Psychologist Tony Hill and DCI Carol Jordan of the Banfield Police in South Yorkshire, England, have been going at it for eight books now, but only professionally and platonically. South Yorkshire has been saved from a number of serial killers because of them. (Banfield has a high rate of serial killers per capita. If you live in Banfield … RUN!) But no longer, because they have gotten the platonic equivalent of a divorce.
After the horrible events set forth in The Retribution, Carol has resigned from the police force and has moved away from Banfield to her dead brother’s home. She blames Tony for what happened (read the book) and the two have not spoken in months. Tony, in his own dysfunctional way, pines for her. She, on the other hand, reviles him and actively works to put him out of her mind.
After Carol resigned and the Major Incident Team was disbanded because of budget cuts, the team members have dispersed. Tony is back at Banfield Cross Hospital. Paula McIntyre, Carol’s “bagman,” now fills that position under DCI Alex Fielding.
Here’s an interesting note. In the acknowledgements, Val McDermid says that Patrick Harbinson created the character of DCI Alex Fielding for the television series Wire in the Blood, when the actress who played Carol Jordan left. In art imitating art, McDermid now recycles the name for a character with a completely different personality than that of the TV character. Authorly humor, no doubt.

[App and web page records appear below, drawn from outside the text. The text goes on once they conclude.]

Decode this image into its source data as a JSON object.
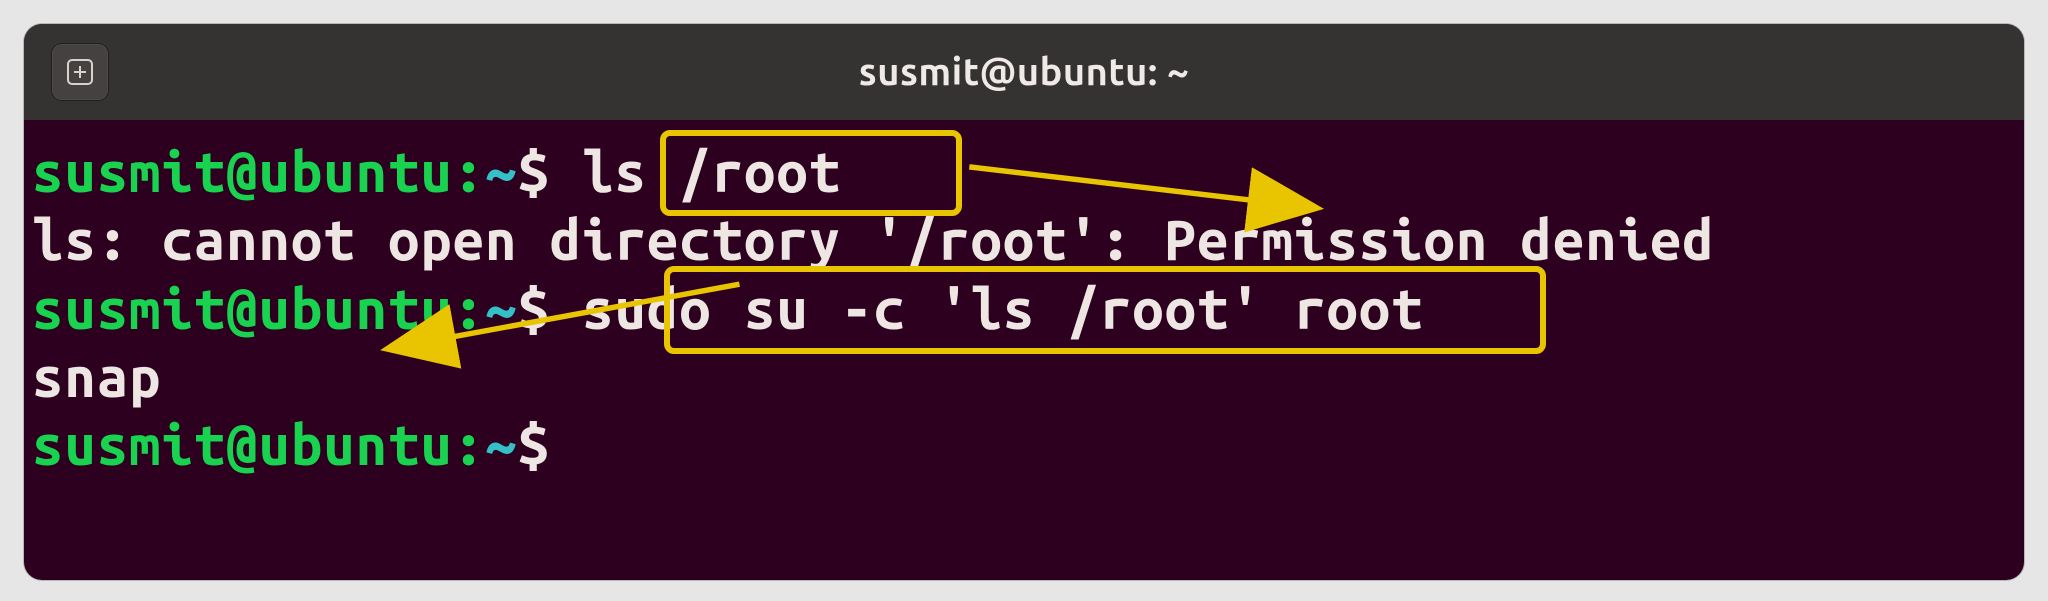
{
  "colors": {
    "bg": "#2c001e",
    "titlebar": "#353232",
    "prompt_user": "#19d24f",
    "prompt_path": "#34c0c6",
    "text": "#ede6e3",
    "highlight": "#e9c400"
  },
  "window": {
    "title": "susmit@ubuntu: ~"
  },
  "prompt": {
    "user_host": "susmit@ubuntu",
    "colon": ":",
    "path": "~",
    "dollar": "$ "
  },
  "lines": {
    "cmd1": "ls /root",
    "out1": "ls: cannot open directory '/root': Permission denied",
    "cmd2": "sudo su -c 'ls /root' root",
    "out2": "snap"
  },
  "icons": {
    "new_tab": "⊞"
  }
}
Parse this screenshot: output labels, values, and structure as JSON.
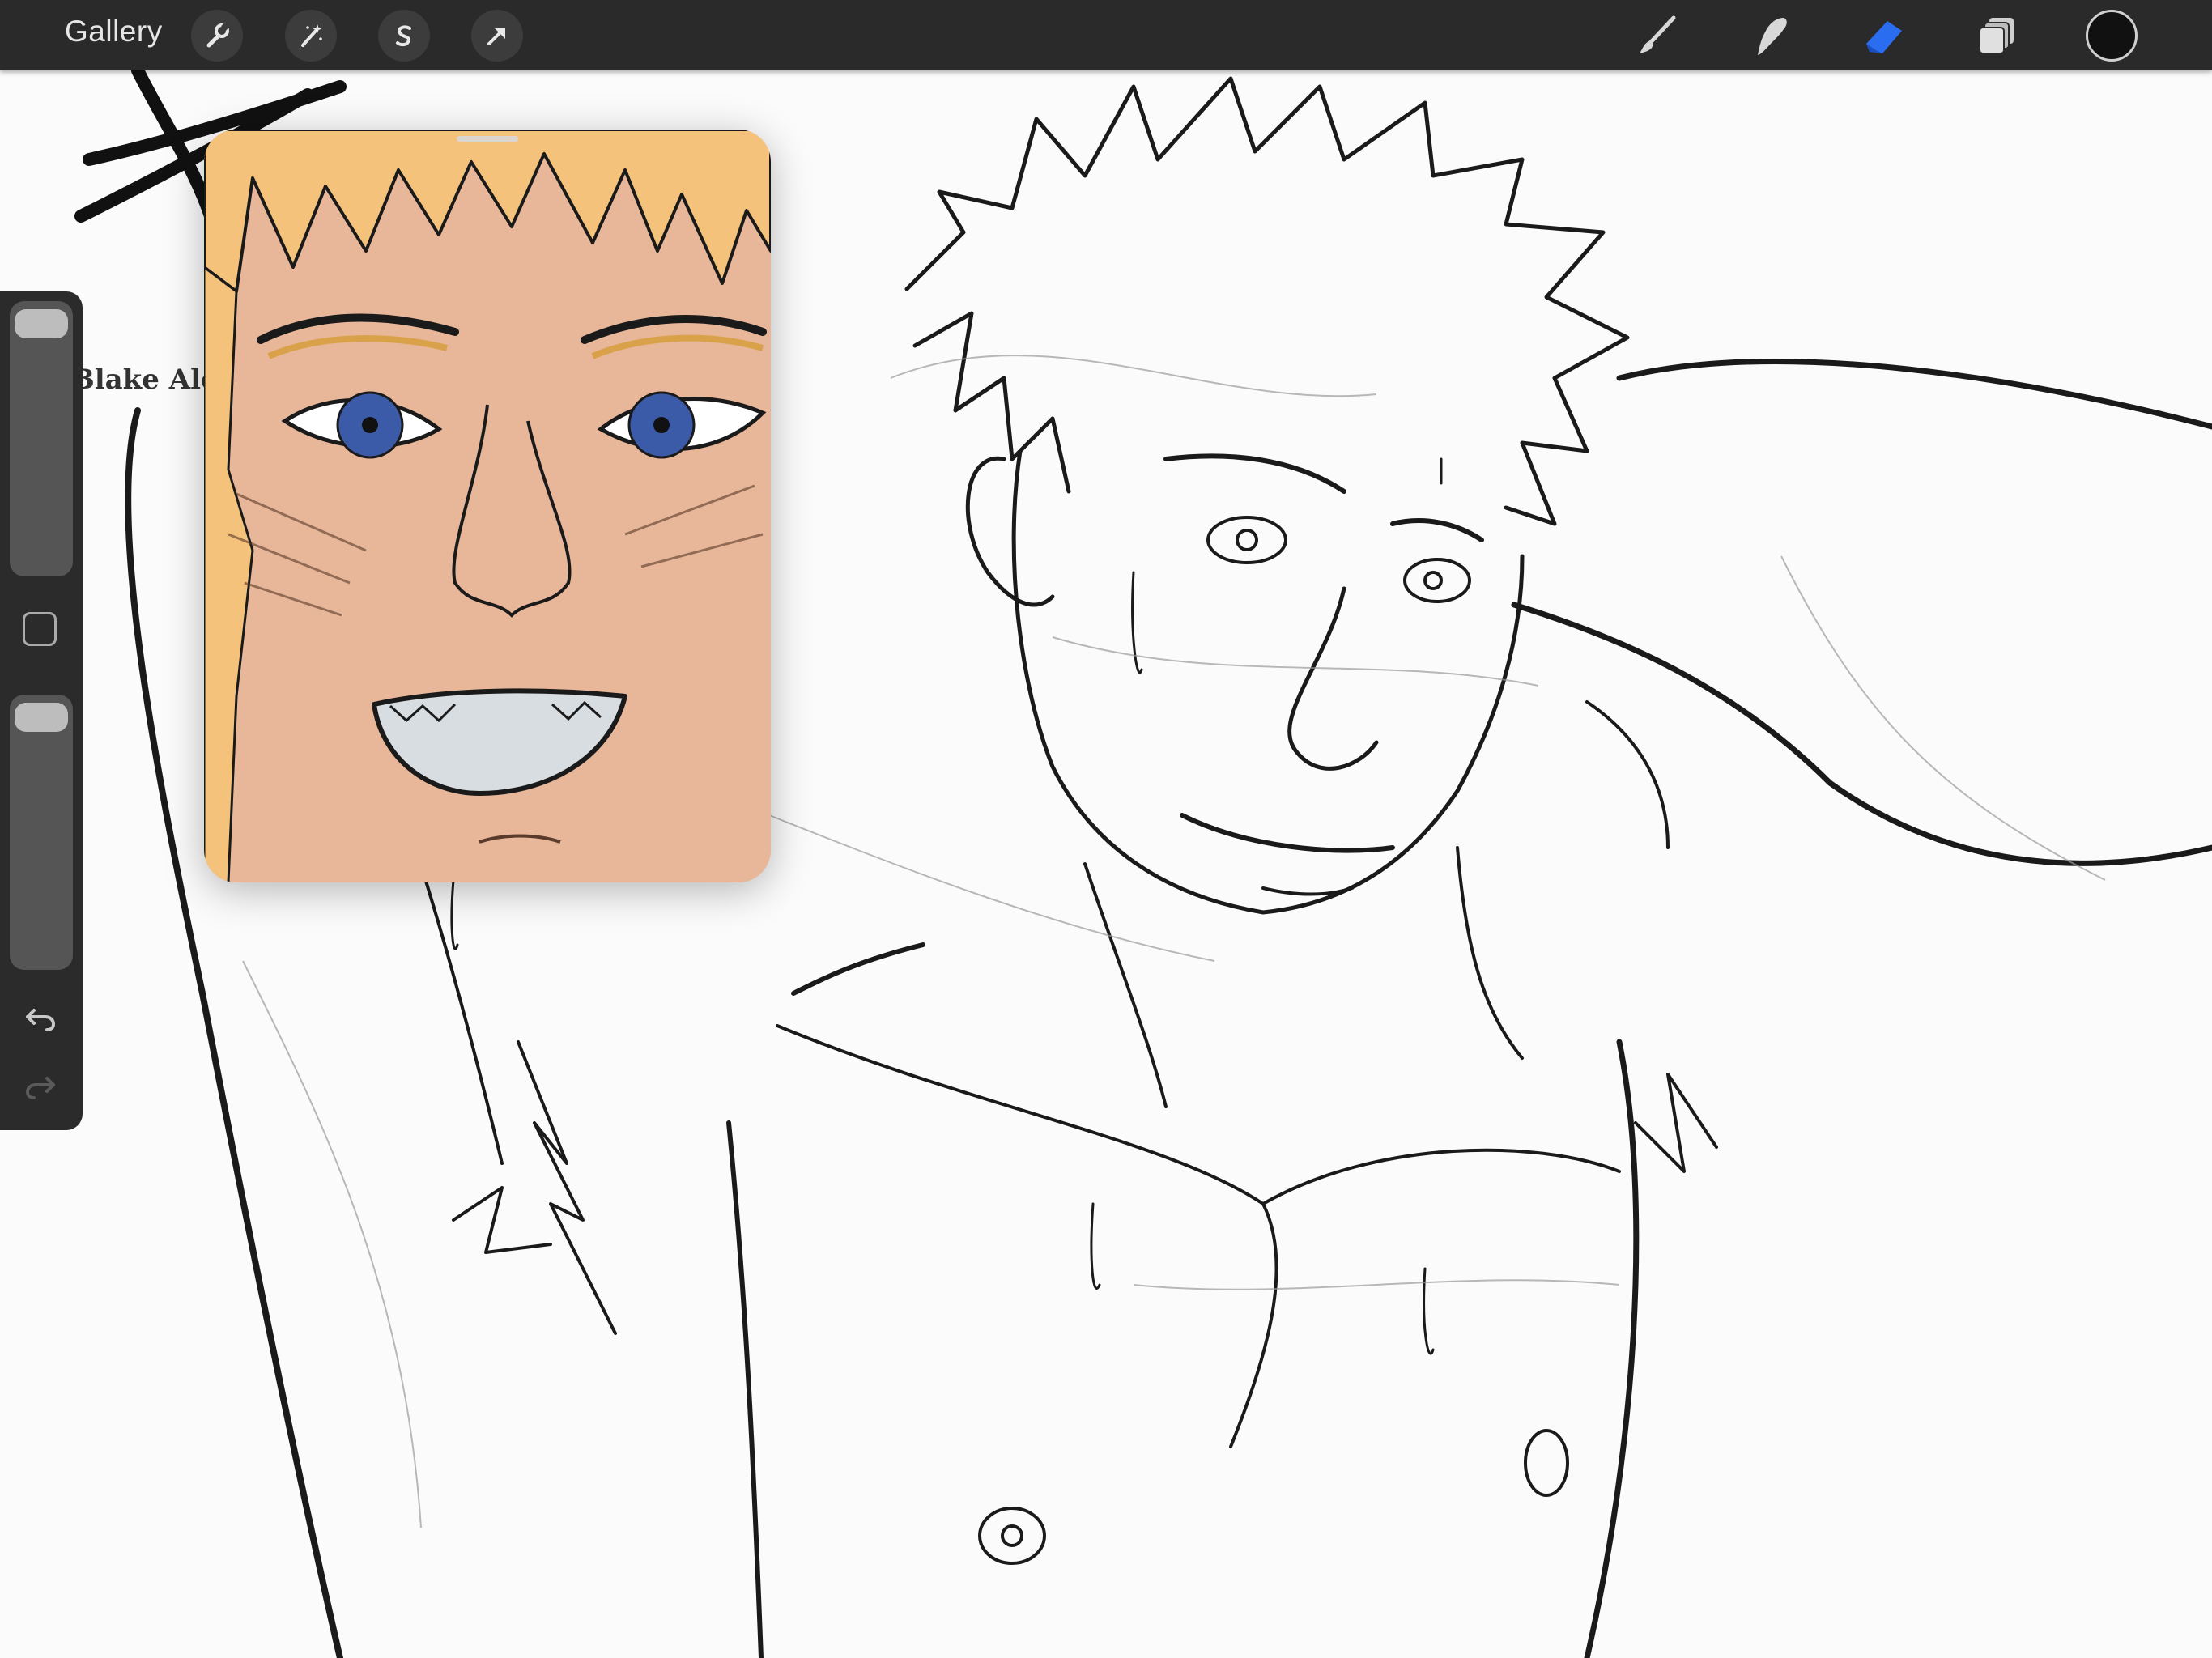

Someone is kidnapping middle-aged blonde women and returning them dead. We actually get to “see” the anonymous killer’s sick reasoning. He is looking for the “perfect wife.” She must be a good cook and totally submissive. When the women he takes fail his tests, he kills them. His current victim is Bev McAndrew, an acquaintance of Paula and her partner, Elinore. Bev’s 14-year-old son, Torin, has nowhere to go, so Paula and Elinore take him in.
The story really belongs to Paula. In order to find Bev, she calls on the skills of some of her former MIT teammates, including Tony and computer guru Stacey. Then Alex Fielding takes the information gathered to date and jumps to an incredible conclusion: Anthony Valentine Hill must be the killer. “I am arresting you on suspicion of murder,” she says to Tony. Gasp.
If you have been a reader of McDermid’s prior books, you know that Tony is a brilliant profiler but a pretty hopeless human being. He’s almost child-like in his inability to take care of himself and finds it difficult to establish normal relationships. His arrest astounds and mortifies him. To help him, Paula pulls a rabbit out of the hat, and the rabbit's name is Carol Jordan.
Over the course of seven prior books, McDermid has slowly built up the strange relationship dance in which Tony and Carol are engaged. When their tenuous bond was snapped by Carol at the end of the last book, this created a back story that is almost more compelling than the mystery McDermid has devised.
McDermid is the top of the line when it comes to creating creepy-crawly serial killers. She has won awards and accolades. Her Tony Hill and Carol Jordan interplay is genius. Bringing Paula McIntyre to the forefront will keep her audience’s interest. Aren’t we all saying, What will Val McDermid do to top this?
The choice of Cross and Burn for the title comes from a quote with which McDermid starts her book. David Russell, another mystery writer, writes: “The hardest thing in life is to know which bridge to cross and which to burn.” Has Carol burned all her bridges, or is there still a way back?